The research is based on understanding the challenges related to the design, development and implementation of a GIS tool for health care in developing countries. Specifically, the study analyses how the GIS application developed in one context can be adapted and introduced inthe current health information system for decision making support in the process of planning and monitoring of health services. Another objective of the thesis was to analyze approaches to customize and adapt software developed in one country to another country context.The research was conducted in team of three master students within the framework of Health Information System Program (HISP). The research setting was provided by the Community Health Department (CHD), within the health sector of Mozambique. In addition to empirical work carried out in the headquarters in Maputo, field work was also conducted in the two provinces of Gaza and Inhambane in order to answer the two research questions that guided the study, namely: What are the potential challenges to the development and introduction of a GIS application within the health sector in developing countries? and; How can a GIS application developed for one context be effectively customized for another?
A case study research design within an action research framework was used with a focus on the Ministry of Health generally, and the CHD more specifically. The challenges experienced during the process were studied using qualitative research methods that helped to inform boththe data collection methods and analysis. Participatory action research was used for facilitating the software development through a prototyping approach. The aims of the action research effort were to both enable the practical success of the implementation, and also simultaneously help generate scientific knowledge about these implementation challenges. The adoption of GIS involves the interplay of human, organizational and technical aspects, which cannot be easily separated, and requires them to be considered in relation to each other. Thus, to analyze problems addressed in this thesis, I drew upon theories and concepts in three areas: GIS as socio-technical systems, Information Infrastructure and Actor Network Theory. While the socio-technical perspective helped to provide the broad perspective underlying the research, Actor Network Theory helped to unpack the complexity inherent in such implementation process.
Finally, the concepts of installed base and cultivation drawn from Information Infrastructure theory helped to understand respectively the challenges of history in introducing new systems (like the GIS) and (cultivation) approaches to deal with these challenges.
This thesis has made both theoretical and practical contributions towards the implementation of GIS technology for the health care context of developing countries like Mozambique. The following theoretical contributions were made:

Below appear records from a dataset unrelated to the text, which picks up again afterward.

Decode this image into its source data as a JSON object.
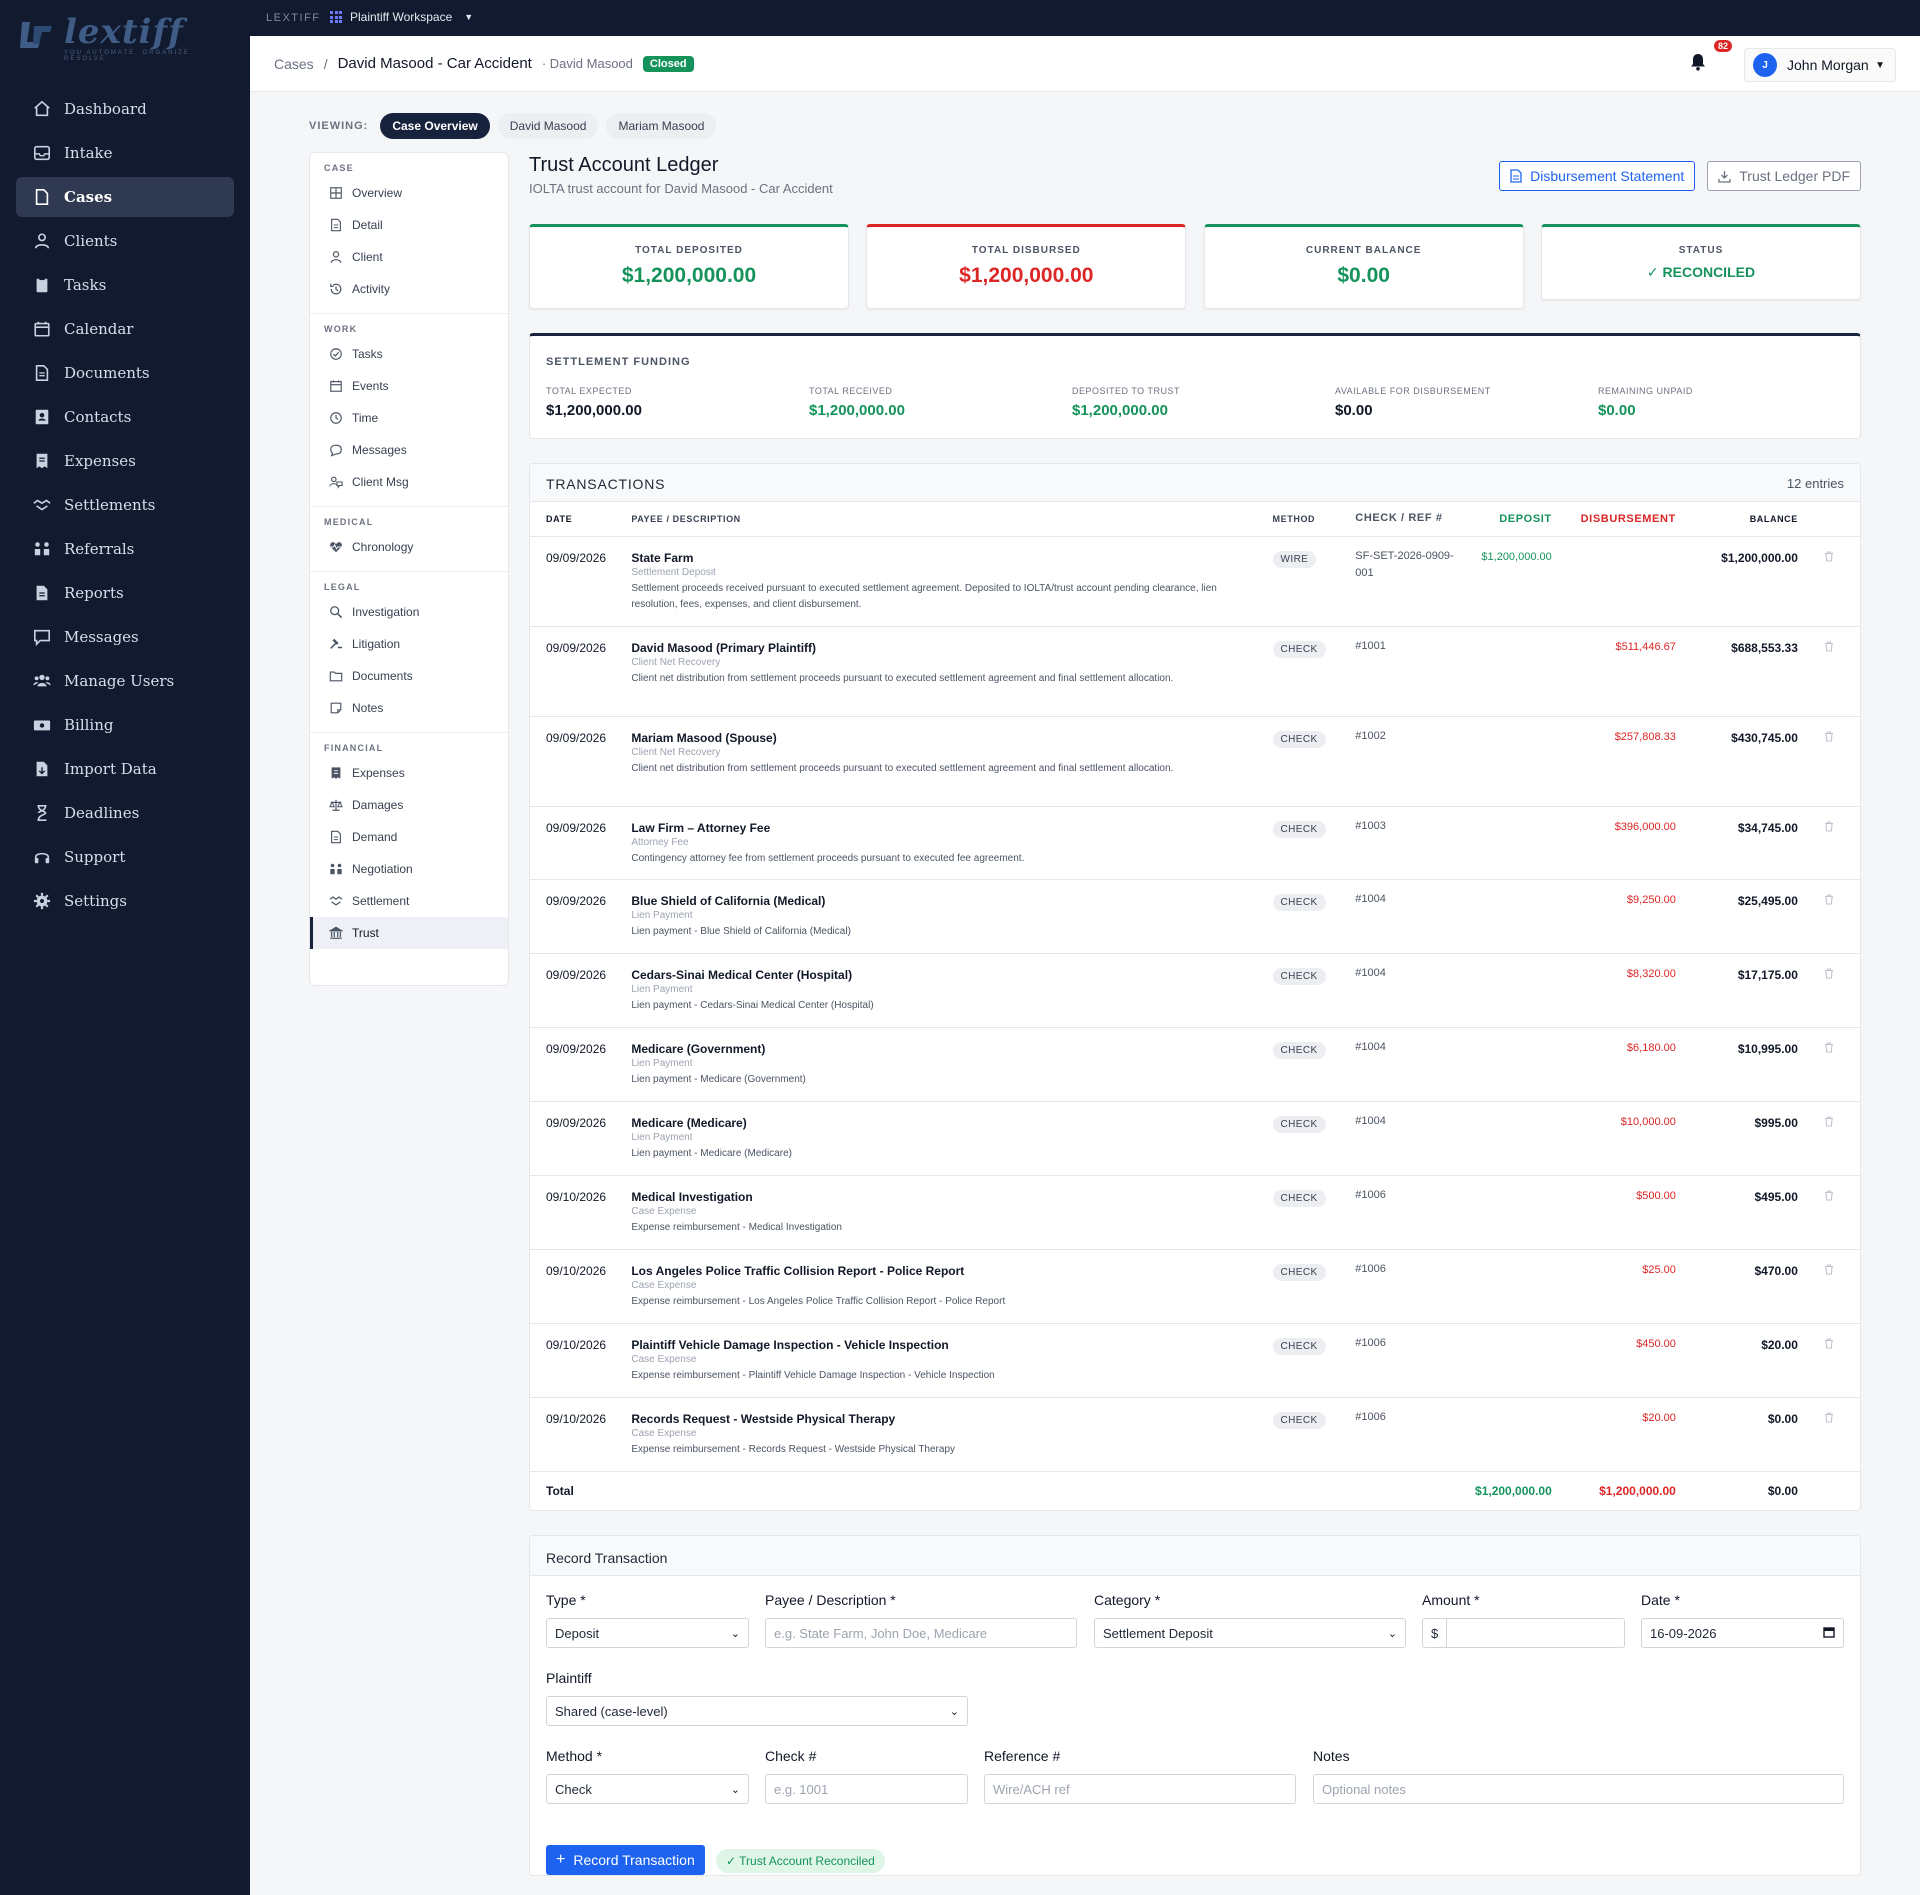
{
  "app": {
    "logo_text": "lextiff",
    "logo_tagline": "YOU AUTOMATE. ORGANIZE. RESOLVE."
  },
  "sidebar": {
    "items": [
      {
        "label": "Dashboard",
        "icon": "home-icon"
      },
      {
        "label": "Intake",
        "icon": "inbox-icon"
      },
      {
        "label": "Cases",
        "icon": "file-icon"
      },
      {
        "label": "Clients",
        "icon": "user-icon"
      },
      {
        "label": "Tasks",
        "icon": "clipboard-icon"
      },
      {
        "label": "Calendar",
        "icon": "calendar-icon"
      },
      {
        "label": "Documents",
        "icon": "document-icon"
      },
      {
        "label": "Contacts",
        "icon": "address-book-icon"
      },
      {
        "label": "Expenses",
        "icon": "receipt-icon"
      },
      {
        "label": "Settlements",
        "icon": "handshake-icon"
      },
      {
        "label": "Referrals",
        "icon": "people-arrows-icon"
      },
      {
        "label": "Reports",
        "icon": "report-icon"
      },
      {
        "label": "Messages",
        "icon": "message-icon"
      },
      {
        "label": "Manage Users",
        "icon": "users-icon"
      },
      {
        "label": "Billing",
        "icon": "money-icon"
      },
      {
        "label": "Import Data",
        "icon": "import-icon"
      },
      {
        "label": "Deadlines",
        "icon": "hourglass-icon"
      },
      {
        "label": "Support",
        "icon": "headset-icon"
      },
      {
        "label": "Settings",
        "icon": "gear-icon"
      }
    ],
    "active": "Cases"
  },
  "topbar": {
    "brand": "LEXTIFF",
    "workspace": "Plaintiff Workspace"
  },
  "header": {
    "crumb_root": "Cases",
    "crumb_sep": "/",
    "case_name": "David Masood - Car Accident",
    "client_sub": "· David Masood",
    "status_badge": "Closed",
    "notification_count": "82",
    "user_initial": "J",
    "user_name": "John Morgan"
  },
  "viewing": {
    "label": "VIEWING:",
    "pills": [
      "Case Overview",
      "David Masood",
      "Mariam Masood"
    ],
    "active": "Case Overview"
  },
  "subnav": {
    "sections": [
      {
        "title": "CASE",
        "items": [
          {
            "label": "Overview",
            "icon": "grid-icon"
          },
          {
            "label": "Detail",
            "icon": "document-icon"
          },
          {
            "label": "Client",
            "icon": "user-icon"
          },
          {
            "label": "Activity",
            "icon": "history-icon"
          }
        ]
      },
      {
        "title": "WORK",
        "items": [
          {
            "label": "Tasks",
            "icon": "check-circle-icon"
          },
          {
            "label": "Events",
            "icon": "calendar-icon"
          },
          {
            "label": "Time",
            "icon": "clock-icon"
          },
          {
            "label": "Messages",
            "icon": "chat-icon"
          },
          {
            "label": "Client Msg",
            "icon": "client-message-icon"
          }
        ]
      },
      {
        "title": "MEDICAL",
        "items": [
          {
            "label": "Chronology",
            "icon": "heartbeat-icon"
          }
        ]
      },
      {
        "title": "LEGAL",
        "items": [
          {
            "label": "Investigation",
            "icon": "search-icon"
          },
          {
            "label": "Litigation",
            "icon": "gavel-icon"
          },
          {
            "label": "Documents",
            "icon": "folder-icon"
          },
          {
            "label": "Notes",
            "icon": "note-icon"
          }
        ]
      },
      {
        "title": "FINANCIAL",
        "items": [
          {
            "label": "Expenses",
            "icon": "receipt-icon"
          },
          {
            "label": "Damages",
            "icon": "scale-icon"
          },
          {
            "label": "Demand",
            "icon": "document-icon"
          },
          {
            "label": "Negotiation",
            "icon": "people-arrows-icon"
          },
          {
            "label": "Settlement",
            "icon": "handshake-icon"
          },
          {
            "label": "Trust",
            "icon": "bank-icon"
          }
        ]
      }
    ],
    "active": "Trust"
  },
  "page": {
    "title": "Trust Account Ledger",
    "subtitle": "IOLTA trust account for David Masood - Car Accident",
    "btn_disbursement": "Disbursement Statement",
    "btn_trust_pdf": "Trust Ledger PDF"
  },
  "summary_cards": [
    {
      "label": "TOTAL DEPOSITED",
      "value": "$1,200,000.00",
      "color": "#15935b"
    },
    {
      "label": "TOTAL DISBURSED",
      "value": "$1,200,000.00",
      "color": "#dc2626"
    },
    {
      "label": "CURRENT BALANCE",
      "value": "$0.00",
      "color": "#15935b"
    },
    {
      "label": "STATUS",
      "value": "✓ RECONCILED",
      "color": "#15935b"
    }
  ],
  "funding": {
    "title": "SETTLEMENT FUNDING",
    "cols": [
      {
        "label": "TOTAL EXPECTED",
        "value": "$1,200,000.00",
        "color": "#111827"
      },
      {
        "label": "TOTAL RECEIVED",
        "value": "$1,200,000.00",
        "color": "#15935b"
      },
      {
        "label": "DEPOSITED TO TRUST",
        "value": "$1,200,000.00",
        "color": "#15935b"
      },
      {
        "label": "AVAILABLE FOR DISBURSEMENT",
        "value": "$0.00",
        "color": "#111827"
      },
      {
        "label": "REMAINING UNPAID",
        "value": "$0.00",
        "color": "#15935b"
      }
    ]
  },
  "transactions": {
    "title": "TRANSACTIONS",
    "count": "12 entries",
    "columns": [
      "DATE",
      "PAYEE / DESCRIPTION",
      "METHOD",
      "CHECK / REF #",
      "DEPOSIT",
      "DISBURSEMENT",
      "BALANCE"
    ],
    "rows": [
      {
        "date": "09/09/2026",
        "payee": "State Farm",
        "category": "Settlement Deposit",
        "desc": "Settlement proceeds received pursuant to executed settlement agreement. Deposited to IOLTA/trust account pending clearance, lien resolution, fees, expenses, and client disbursement.",
        "method": "WIRE",
        "ref": "SF-SET-2026-0909-001",
        "deposit": "$1,200,000.00",
        "disbursement": "",
        "balance": "$1,200,000.00"
      },
      {
        "date": "09/09/2026",
        "payee": "David Masood (Primary Plaintiff)",
        "category": "Client Net Recovery",
        "desc": "Client net distribution from settlement proceeds pursuant to executed settlement agreement and final settlement allocation.",
        "method": "CHECK",
        "ref": "#1001",
        "deposit": "",
        "disbursement": "$511,446.67",
        "balance": "$688,553.33"
      },
      {
        "date": "09/09/2026",
        "payee": "Mariam Masood (Spouse)",
        "category": "Client Net Recovery",
        "desc": "Client net distribution from settlement proceeds pursuant to executed settlement agreement and final settlement allocation.",
        "method": "CHECK",
        "ref": "#1002",
        "deposit": "",
        "disbursement": "$257,808.33",
        "balance": "$430,745.00"
      },
      {
        "date": "09/09/2026",
        "payee": "Law Firm – Attorney Fee",
        "category": "Attorney Fee",
        "desc": "Contingency attorney fee from settlement proceeds pursuant to executed fee agreement.",
        "method": "CHECK",
        "ref": "#1003",
        "deposit": "",
        "disbursement": "$396,000.00",
        "balance": "$34,745.00"
      },
      {
        "date": "09/09/2026",
        "payee": "Blue Shield of California (Medical)",
        "category": "Lien Payment",
        "desc": "Lien payment - Blue Shield of California (Medical)",
        "method": "CHECK",
        "ref": "#1004",
        "deposit": "",
        "disbursement": "$9,250.00",
        "balance": "$25,495.00"
      },
      {
        "date": "09/09/2026",
        "payee": "Cedars-Sinai Medical Center (Hospital)",
        "category": "Lien Payment",
        "desc": "Lien payment - Cedars-Sinai Medical Center (Hospital)",
        "method": "CHECK",
        "ref": "#1004",
        "deposit": "",
        "disbursement": "$8,320.00",
        "balance": "$17,175.00"
      },
      {
        "date": "09/09/2026",
        "payee": "Medicare (Government)",
        "category": "Lien Payment",
        "desc": "Lien payment - Medicare (Government)",
        "method": "CHECK",
        "ref": "#1004",
        "deposit": "",
        "disbursement": "$6,180.00",
        "balance": "$10,995.00"
      },
      {
        "date": "09/09/2026",
        "payee": "Medicare (Medicare)",
        "category": "Lien Payment",
        "desc": "Lien payment - Medicare (Medicare)",
        "method": "CHECK",
        "ref": "#1004",
        "deposit": "",
        "disbursement": "$10,000.00",
        "balance": "$995.00"
      },
      {
        "date": "09/10/2026",
        "payee": "Medical Investigation",
        "category": "Case Expense",
        "desc": "Expense reimbursement - Medical Investigation",
        "method": "CHECK",
        "ref": "#1006",
        "deposit": "",
        "disbursement": "$500.00",
        "balance": "$495.00"
      },
      {
        "date": "09/10/2026",
        "payee": "Los Angeles Police Traffic Collision Report - Police Report",
        "category": "Case Expense",
        "desc": "Expense reimbursement - Los Angeles Police Traffic Collision Report - Police Report",
        "method": "CHECK",
        "ref": "#1006",
        "deposit": "",
        "disbursement": "$25.00",
        "balance": "$470.00"
      },
      {
        "date": "09/10/2026",
        "payee": "Plaintiff Vehicle Damage Inspection - Vehicle Inspection",
        "category": "Case Expense",
        "desc": "Expense reimbursement - Plaintiff Vehicle Damage Inspection - Vehicle Inspection",
        "method": "CHECK",
        "ref": "#1006",
        "deposit": "",
        "disbursement": "$450.00",
        "balance": "$20.00"
      },
      {
        "date": "09/10/2026",
        "payee": "Records Request - Westside Physical Therapy",
        "category": "Case Expense",
        "desc": "Expense reimbursement - Records Request - Westside Physical Therapy",
        "method": "CHECK",
        "ref": "#1006",
        "deposit": "",
        "disbursement": "$20.00",
        "balance": "$0.00"
      }
    ],
    "total": {
      "label": "Total",
      "deposit": "$1,200,000.00",
      "disbursement": "$1,200,000.00",
      "balance": "$0.00"
    }
  },
  "record_form": {
    "title": "Record Transaction",
    "type": {
      "label": "Type *",
      "value": "Deposit"
    },
    "payee": {
      "label": "Payee / Description *",
      "placeholder": "e.g. State Farm, John Doe, Medicare"
    },
    "category": {
      "label": "Category *",
      "value": "Settlement Deposit"
    },
    "amount": {
      "label": "Amount *",
      "prefix": "$",
      "value": ""
    },
    "date": {
      "label": "Date *",
      "value": "16-09-2026"
    },
    "plaintiff": {
      "label": "Plaintiff",
      "value": "Shared (case-level)"
    },
    "method": {
      "label": "Method *",
      "value": "Check"
    },
    "check": {
      "label": "Check #",
      "placeholder": "e.g. 1001"
    },
    "reference": {
      "label": "Reference #",
      "placeholder": "Wire/ACH ref"
    },
    "notes": {
      "label": "Notes",
      "placeholder": "Optional notes"
    },
    "submit": "Record Transaction",
    "reconciled_chip": "✓ Trust Account Reconciled"
  }
}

(1) identification of approaches for the design of GIS applications for the health sector and potentially also to others like education, in the context of developing countries; (2) unpacking the conceptual relationship between the installed base and approaches to their cultivation; (3) emphasizing the socio-technical nature of the installed base; (4) emphasizing how the development of the spatial database isdependent on the non-spatial installed base; (5) unpacking the multi-level nature of theinstalled base, and how various technical and institutional aspects are embroiled at each level; and, (6) elaborating on mechanisms for cultivation including the strategy of using gateways to link incompatible components; and, (7) developing an approach for the customization of software developed in one country to another country context.
The following practical contributions were made:
(1) the development of the GIS application, by linking the non-spatial and spatial components; (2) for supporting ongoing initiatives of HIS reform in the CHD within the Ministry of Health; (3) for developing awareness about the potential of the GIS technology and also about the challenges to making it work effectively in practice. (4) practically supports the implementation of HISP in Mozambique.